Become a digitalPLUS subscriber. $12 for 12 weeks.
News Maryland Baltimore County Towson

Towson residents plan protest against Royal Farms project

A faction of Towson residents is planning to speak out against a plan to move the Towson fire station and replace it with a Royal Farms store.

Residents of the small Morningside Drive community in West Towson — which overlooks the site — are planning a protest later this week, and intend to speak against the project at the Nov. 26 Baltimore County work session, resident Peggy King said Monday.

"We're not happy at all with the fact that the fire station is going to move," King said.

Baltimore County Executive Kevin Kamenetz announced the winning bid for the Towson fire station and public works site, located at Bosley Avenue and York Road, on Oct. 24.

The Royal Farms proposal was submitted in April by CVP-TF LLC, which Kamenetz said includes Towson-based Caves Valley Partners. County officials said the present value of the bid is for $8.5 million, with the profits used to build a new fire station at the corner of Bosley Avenue and Towsontown Boulevard, officials said.

In addition to the Royal Farms store and gas station, the site will also feature approximately 10,000 square feet of retail, and a 4,200-square-foot pad that can be used as a restaurant or bank, officials said.

Plans also include LED lighting officials said will generate no light pollution, and a waterfall feature that they said will serve as a gateway to Towson for southbound commuters.

Still, people living nearby have raised concerns about whether the project fits the area. Though York Road is one of the busiest commercial thoroughfares in Baltimore County, the 26-home enclave on Morningside Drive in West Towson overlooks the fire station and several other residential communities stand across York Road.

King, president of the Morningside Community Association, said her neighborhood has four main issues. They're concerned about the lighting at the site; congestion at the already-crowded intersection; the loss of the fire station; and the crime they feel is associated with such convenience stores, King said.

According to King, many of the community's longtime residents "still have a lot of hard feelings" about the placement of the county detention center at its location at Bosley Avenue and Kenilworth Drive.

"The county shoved it down our throat," King said.

King said her neighborhood was planning a protest for later this week, which she said would likely be joined by surrounding communities and businesses.

Since the Royal Farms project was announced, Councilman David Marks, who represents Towson, said he's organized several meetings between the residents of Morningside Drive, the project's developers and county officials.

"What I am focusing on is protections that we could give those neighboring communities should the fire station be moved" and the Royal Farms project goes forward, Marks said. "I'm spending a lot of time on this issue, particularly with 101 York being moved off the radar.
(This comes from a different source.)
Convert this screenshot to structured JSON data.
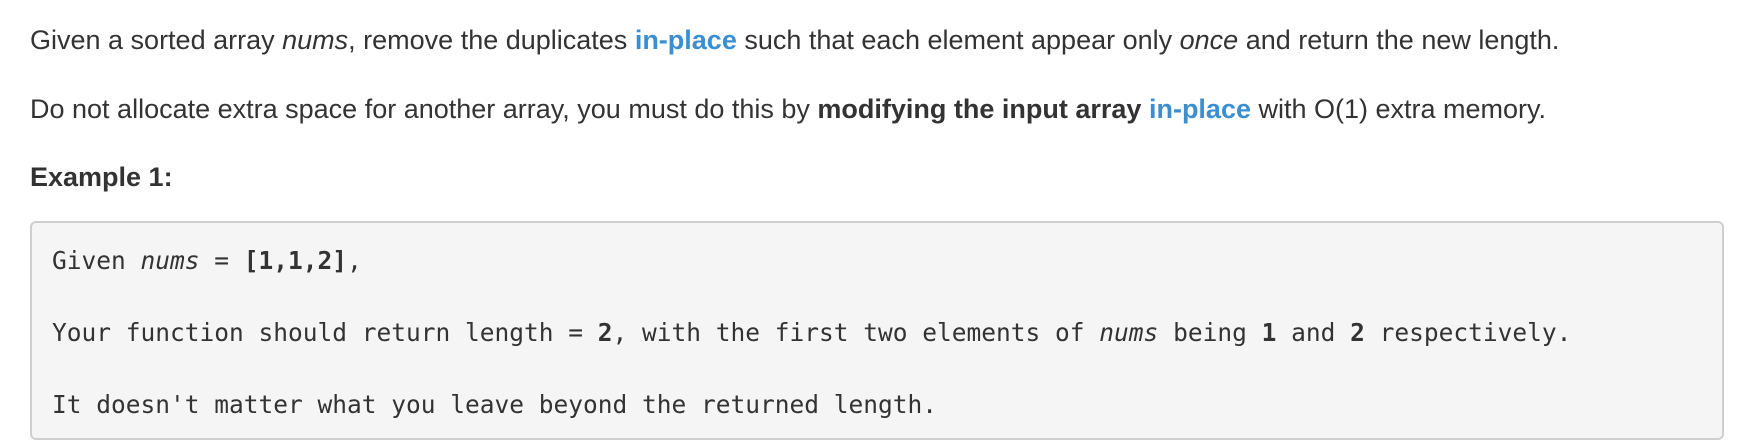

My top priority is making sure if this fire station is moved, we have as many protections as possible for western Towson in terms of noise, lighting — things like that."

Should the sale go through, the project will also need to be approved as a planned unit development (PUD), which is required for construction outside of a project's zoning designation. The land is zoned BM-CT, which is reserved for town centers but gas stations are not permitted in those areas.

Marks said the PUD approval process, which includes several public input periods, is an opportunity to "insist on very rigorous protections for the community."

When he announced the Royal Farms project bid, Kamenetz said the initial council vote to approve the bid would be based solely on whether the county has received fair value for the properties.

The Towson fire station sale is one of three property sale contracts the council slated for vote on Dec. 2. In Randallstown, the former police substation building is up for sale to a nearby nursing home, and Vanguard Development Group was selected as the winning bid for the North Point Government Center site in Dundalk. Pending approval of the sale, that site will be redeveloped as a retail center, with the surrounding open space and recreation center preserved.

The three contracts will be considered individually, and will be discussed at the Nov. 26 work session. The work session begins at 2 p.m. in the Historic Courthouse in Towson.

Copyright © 2014, The Baltimore Sun
Related Content
Comments
Loading